One way to address the governance challenges in open source projects is through the role of project maintainers. These individuals or groups are responsible for overseeing the project, making decisions, and mediating conflicts. They play a critical role in ensuring that the project moves forward and stays on track.
Maintainers may have the authority to make final decisions, but they often strive to create a democratic and inclusive decision-making process. This involves considering input from contributors, conducting discussions, and seeking consensus. However, maintaining a balance between inclusion and efficiency can be challenging, and conflicts may arise between maintainers and contributors.
Community involvement and transparency
Open source projects often rely on community involvement and transparency to address governance challenges. The community plays a crucial role in decision-making by providing feedback, contributing code, and discussing project direction. By involving a wide range of perspectives, open source projects can make more informed and balanced decisions.

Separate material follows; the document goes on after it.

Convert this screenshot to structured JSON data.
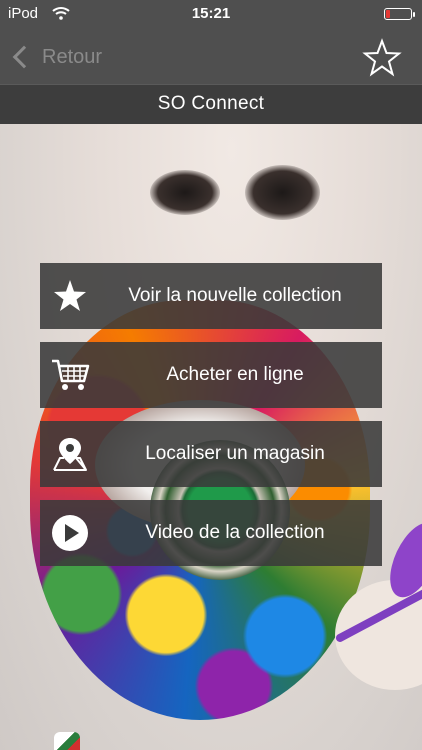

Transparency is also important in open source governance. The decision-making process should be documented and made publicly available, allowing contributors and users to understand how decisions are made and providing accountability. This transparency helps build trust and fosters a sense of ownership among contributors and users.
In conclusion, governance and decision-making in open source software projects present unique challenges due to the absence of a central authority and the decentralized nature of the development process. However, by having effective project maintainers, involving the community, and promoting transparency, these challenges can be addressed and open source projects can continue to thrive.
What are some challenges of using open source software?
Some challenges of using open source software include lack of centralized support, potential security risks, and the need for technical expertise to customize and maintain the software.
What are the complications that can arise when using GNU/Linux?
Complications that can arise when using GNU/Linux include compatibility issues with certain hardware or software programs, the need for specialized technical knowledge, and potential difficulties in finding support or troubleshooting issues.
What concerns are there with open source software?
There are concerns with open source software such as the lack of centralized control or accountability, potential vulnerabilities in the code that can be exploited, and the need for users to rely on the community for support and updates.
What difficulties can one face with open source software?
Difficulties one can face with open source software include the need for technical expertise to install and configure the software, possible compatibility issues with other software or systems, and the limitations of community support compared to a dedicated support team.
What obstacles are associated with free software?
Obstacles associated with free software include the need for users to have technical knowledge to properly utilize and maintain the software, potential limitations in terms of functionality or compatibility, and the dependence on the community for support and updates.
What issues can arise with free software?
Issues that can arise with free software include potential security vulnerabilities if the code is not regularly updated and audited, the need for users to customize and adapt the software to their specific needs, and the potential lack of commercial support options.
What are some of the challenges of open source software?
Some challenges of open source software include difficulty with compatibility, lack of technical support, and potential security vulnerabilities.
What are some complications with GNU/Linux?
Some complications with GNU/Linux include a steeper learning curve for new users, limited software compatibility with proprietary software, and potential hardware compatibility issues.
What are the concerns with open source software?
Some concerns with open source software include the reliability and stability of the software, dependence on community support, and potential limitations in terms of features and functionality.